US judge blocks Nevada grazing; sage grouse totals dwindling
RENO, Nev. (AP) — A federal judge has blocked a Nevada project that would expand livestock grazing across 400 squares miles (1,036 square kilometers) of some of the highest priority sage-grouse habitat in the West and accused the government of deliberately misleading the public by underestimating damage the cattle could do to the land.
The ruling comes as scientists continue to document dramatic declines in greater sage-grouse populations across 11 western states — down 65% since 1986 and 37% since 2002, according to a new report by the U.S. Geological Survey.
Its numbers have shrunk to less than a quarter of what they were a half century ago, the USGS said Tuesday. If current trends continue, there’s only a 50% chance most of their remaining breeding grounds known as “leks” will still be productive in 60 years, it said.
Citing concerns about grouse, U.S. administrative judge Harvey Sweitzer sided with conservationists in Nevada and suspended approval of new grazing permits for a swath of rangeland larger than Rhode Island. It stretches to Utah and includes a ranch once owned by Bing Crosby.
The senior judge at the Interior Department’s Office of Hearings and Appeals in Salt Lake City ruled March 19 the Bureau of Land Management failed to adequately examine potential harm to the grouse as required by the National Environmental Policy Act.
An administrative judge since 1970, when President Nixon signed the act into law, Sweitzer’s decision could have ramifications for several permits approved across the West in the final months of the Trump administration under a 2017 initiative dubbed “Outcome-Based Grazing.”
Then-Interior Secretary Ryan Zinke said it loosened restrictions on ranchers to provide more flexibility to meet long-term rangeland health goals. Critics called it a “public land grab.”
“Instead of living up to its promise to conserve, enhance and restore sage-grouse habitat, BLM embraced habitat-destroying livestock grazing actions guaranteed to drive down bird numbers,” said Katie Fite, public lands director for WildLands Defense, which won the stay of the permits pending administrative appeal.
She said Sweitzer’s decision is a “well-justified rebuke to BLM’s industry-biased grazing program that goes to great lengths to circle the wagons around livestock interests at the expense of wildlife, biodiversity, watersheds and myriad public uses.”

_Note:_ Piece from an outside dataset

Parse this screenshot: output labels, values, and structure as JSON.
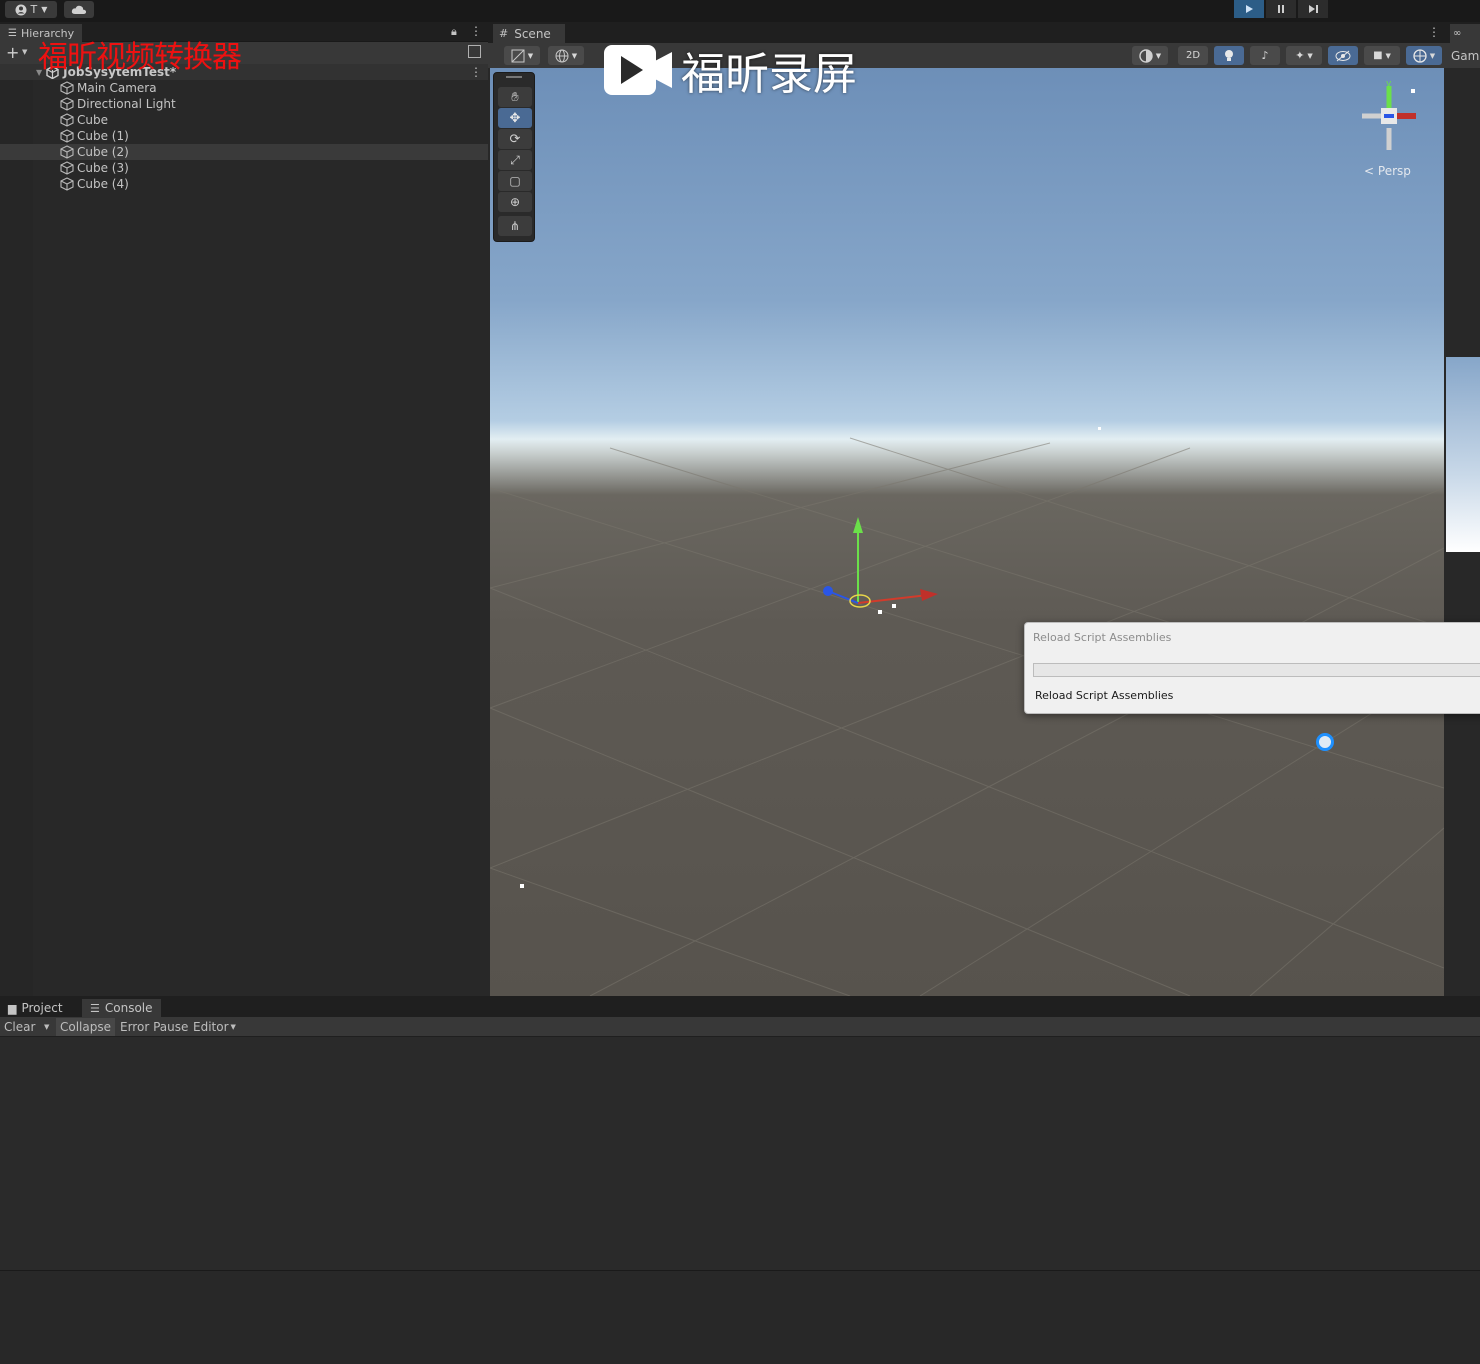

Interior Department press secretary Tyler Cherry declined comment on the administrative ruling in an email Wednesday to The Associated Press.
But the department said in a statement Tuesday the decline of sage grouse documented by USGS reflects the overall loss of sagebrush habitat over decades from a variety of forces ranging from wildfires to energy development.
“The Interior Department is reviewing actions the Trump administration took to undermine carefully constructed land management plans to help conserve sagebrush habitat,” spokeswoman Melissa Schwartz said.
Nevada’s Winecup-Gamble ranch was among 11 designated as demonstration projects in 2018 under the “Outcome-Based” initiative along with ranches in Oregon, Colorado, Idaho, Montana and Wyoming.
Sweitzer agreed with WildLands Defense’s argument the grazing levels approved for Winecup-Gamble in December are substantially higher than the average number of cattle that actually grazed there the past decade. The stay he ordered is akin to a temporary injunction in U.S. district court.
He said the agency ignored rangeland health assessments its own experts conducted in June when they determined the allotments “are not currently meeting the seasonal habitat needs of sage-grouse.”
USGS says the latest study is the most expansive ever on the declining status of the hen-sized bird, which is considered an indicator species for the overall health of sagebrush-related ecosystems from the Rocky Mountains to the Sierra.
The Nevada project covers 1,460 square miles (3,781 square kilometers) of public and private land, including 860 square miles (2,227 square kilometers) of federal land with priority grouse habitat. More than one-third of those U.S. lands are considered sage-grouse strongholds with the highest densities of grouse and other criteria key to the species’ survival.
Sweitzer said the misrepresentations in the bureau’s environmental assessment stem from the baseline it used to calculate increases or decreases in cattle numbers permitted under various alternatives.
The agency’s comparisons are based on maximum allowable levels established in earlier allotments, sometimes decades ago, he said. Instead, the baseline should be the average actual use the previous 10 years.
As a result, he said, the 30% reduction the agency cites in what it portrayed as a grazing-reduction alternative “is illusory.”
Likewise, the bureau never addressed the effects of the real increase anticipated under the “Outcome-Based” alternative it adopted, he said. “In fact, the EA goes farther than silence on the subject and actively misleads the public.”
Environmentalists said the new USGS study highlights the urgency of addressing loss of grouse habitat regionwide.
“We cannot ignore this alarm bell,” said David Willms of the National Wildlife Federation in Denver. “This report shows that much more needs to be done to restore sagebrush habitat so that sage grouse populations recover and that all wildlife that lives in this ecosystem thrives.”